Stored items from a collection
= Beginning of Section =
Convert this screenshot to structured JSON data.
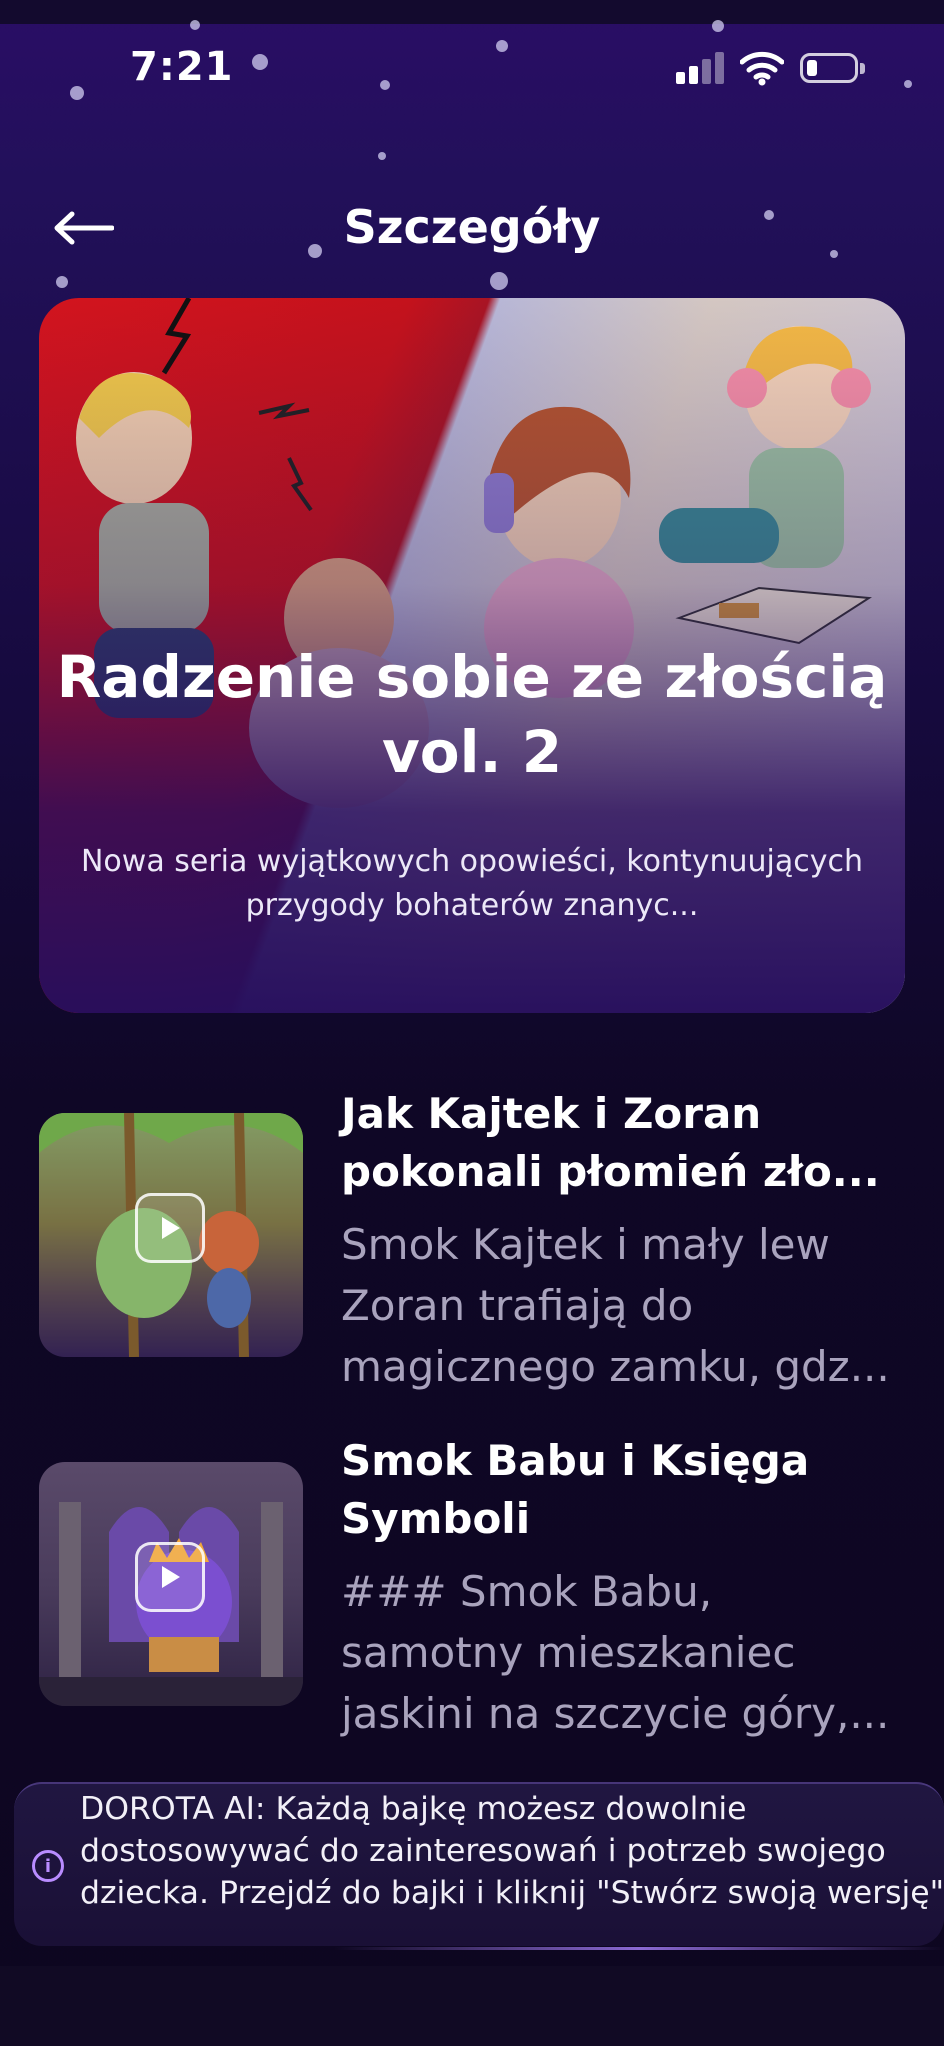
{
  "status_bar": {
    "time": "7:21"
  },
  "header": {
    "title": "Szczegóły",
    "back_icon": "arrow-left-icon"
  },
  "hero": {
    "title": "Radzenie sobie ze złością vol. 2",
    "description": "Nowa seria wyjątkowych opowieści, kontynuujących przygody bohaterów znanyc..."
  },
  "stories": [
    {
      "title": "Jak Kajtek i Zoran pokonali płomień zło...",
      "description": "Smok Kajtek i mały lew Zoran trafiają do magicznego zamku, gdz..."
    },
    {
      "title": "Smok Babu i Księga Symboli",
      "description": "### Smok Babu, samotny mieszkaniec jaskini na szczycie góry,..."
    }
  ],
  "banner": {
    "text": "DOROTA AI: Każdą bajkę możesz dowolnie dostosowywać do zainteresowań i potrzeb swojego dziecka. Przejdź do bajki i kliknij \"Stwórz swoją wersję\""
  },
  "colors": {
    "accent": "#b98cff",
    "background": "#160a3e"
  }
}
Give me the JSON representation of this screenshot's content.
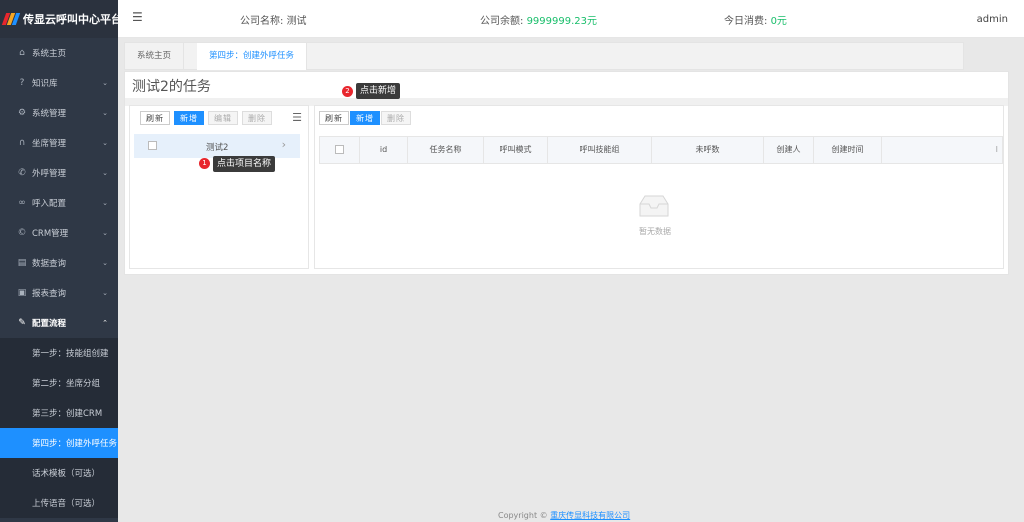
{
  "sidebar": {
    "logo_title": "传显云呼叫中心平台",
    "logo_colors": [
      "#e8262d",
      "#f5a623",
      "#1e90ff"
    ],
    "items": [
      {
        "label": "系统主页",
        "icon": "home-icon"
      },
      {
        "label": "知识库",
        "icon": "question-icon"
      },
      {
        "label": "系统管理",
        "icon": "gear-icon"
      },
      {
        "label": "坐席管理",
        "icon": "headset-icon"
      },
      {
        "label": "外呼管理",
        "icon": "phone-icon"
      },
      {
        "label": "呼入配置",
        "icon": "link-icon"
      },
      {
        "label": "CRM管理",
        "icon": "copyright-icon"
      },
      {
        "label": "数据查询",
        "icon": "document-icon"
      },
      {
        "label": "报表查询",
        "icon": "report-icon"
      },
      {
        "label": "配置流程",
        "icon": "wrench-icon"
      }
    ],
    "sub_items": [
      {
        "label": "第一步：技能组创建"
      },
      {
        "label": "第二步：坐席分组"
      },
      {
        "label": "第三步：创建CRM"
      },
      {
        "label": "第四步：创建外呼任务"
      },
      {
        "label": "话术模板（可选）"
      },
      {
        "label": "上传语音（可选）"
      }
    ]
  },
  "header": {
    "company_label": "公司名称:",
    "company_value": "测试",
    "balance_label": "公司余额:",
    "balance_value": "9999999.23元",
    "spend_label": "今日消费:",
    "spend_value": "0元",
    "user": "admin"
  },
  "tabs": [
    {
      "label": "系统主页"
    },
    {
      "label": "第四步：创建外呼任务"
    }
  ],
  "panel": {
    "title": "测试2的任务"
  },
  "left": {
    "buttons": {
      "refresh": "刷新",
      "add": "新增",
      "edit": "编辑",
      "delete": "删除"
    },
    "tree_item": "测试2"
  },
  "right": {
    "buttons": {
      "refresh": "刷新",
      "add": "新增",
      "delete": "删除"
    },
    "columns": [
      "id",
      "任务名称",
      "呼叫模式",
      "呼叫技能组",
      "未呼数",
      "创建人",
      "创建时间"
    ],
    "empty_text": "暂无数据"
  },
  "tips": [
    {
      "num": "1",
      "text": "点击项目名称"
    },
    {
      "num": "2",
      "text": "点击新增"
    }
  ],
  "footer": {
    "prefix": "Copyright",
    "company": "重庆传显科技有限公司"
  }
}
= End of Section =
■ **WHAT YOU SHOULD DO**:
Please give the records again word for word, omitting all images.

■ **WRITTEN RESPONSE**:
Convert this screenshot to structured JSON data.
{
  "status_bar": {
    "time": "7:21"
  },
  "header": {
    "title": "Szczegóły",
    "back_icon": "arrow-left-icon"
  },
  "hero": {
    "title": "Radzenie sobie ze złością vol. 2",
    "description": "Nowa seria wyjątkowych opowieści, kontynuujących przygody bohaterów znanyc..."
  },
  "stories": [
    {
      "title": "Jak Kajtek i Zoran pokonali płomień zło...",
      "description": "Smok Kajtek i mały lew Zoran trafiają do magicznego zamku, gdz..."
    },
    {
      "title": "Smok Babu i Księga Symboli",
      "description": "### Smok Babu, samotny mieszkaniec jaskini na szczycie góry,..."
    }
  ],
  "banner": {
    "text": "DOROTA AI: Każdą bajkę możesz dowolnie dostosowywać do zainteresowań i potrzeb swojego dziecka. Przejdź do bajki i kliknij \"Stwórz swoją wersję\""
  },
  "colors": {
    "accent": "#b98cff",
    "background": "#160a3e"
  }
}
Give me the JSON representation of this screenshot's content.
{
  "sidebar": {
    "logo_title": "传显云呼叫中心平台",
    "logo_colors": [
      "#e8262d",
      "#f5a623",
      "#1e90ff"
    ],
    "items": [
      {
        "label": "系统主页",
        "icon": "home-icon"
      },
      {
        "label": "知识库",
        "icon": "question-icon"
      },
      {
        "label": "系统管理",
        "icon": "gear-icon"
      },
      {
        "label": "坐席管理",
        "icon": "headset-icon"
      },
      {
        "label": "外呼管理",
        "icon": "phone-icon"
      },
      {
        "label": "呼入配置",
        "icon": "link-icon"
      },
      {
        "label": "CRM管理",
        "icon": "copyright-icon"
      },
      {
        "label": "数据查询",
        "icon": "document-icon"
      },
      {
        "label": "报表查询",
        "icon": "report-icon"
      },
      {
        "label": "配置流程",
        "icon": "wrench-icon"
      }
    ],
    "sub_items": [
      {
        "label": "第一步：技能组创建"
      },
      {
        "label": "第二步：坐席分组"
      },
      {
        "label": "第三步：创建CRM"
      },
      {
        "label": "第四步：创建外呼任务"
      },
      {
        "label": "话术模板（可选）"
      },
      {
        "label": "上传语音（可选）"
      }
    ]
  },
  "header": {
    "company_label": "公司名称:",
    "company_value": "测试",
    "balance_label": "公司余额:",
    "balance_value": "9999999.23元",
    "spend_label": "今日消费:",
    "spend_value": "0元",
    "user": "admin"
  },
  "tabs": [
    {
      "label": "系统主页"
    },
    {
      "label": "第四步：创建外呼任务"
    }
  ],
  "panel": {
    "title": "测试2的任务"
  },
  "left": {
    "buttons": {
      "refresh": "刷新",
      "add": "新增",
      "edit": "编辑",
      "delete": "删除"
    },
    "tree_item": "测试2"
  },
  "right": {
    "buttons": {
      "refresh": "刷新",
      "add": "新增",
      "delete": "删除"
    },
    "columns": [
      "id",
      "任务名称",
      "呼叫模式",
      "呼叫技能组",
      "未呼数",
      "创建人",
      "创建时间"
    ],
    "empty_text": "暂无数据"
  },
  "tips": [
    {
      "num": "1",
      "text": "点击项目名称"
    },
    {
      "num": "2",
      "text": "点击新增"
    }
  ],
  "footer": {
    "prefix": "Copyright",
    "company": "重庆传显科技有限公司"
  }
}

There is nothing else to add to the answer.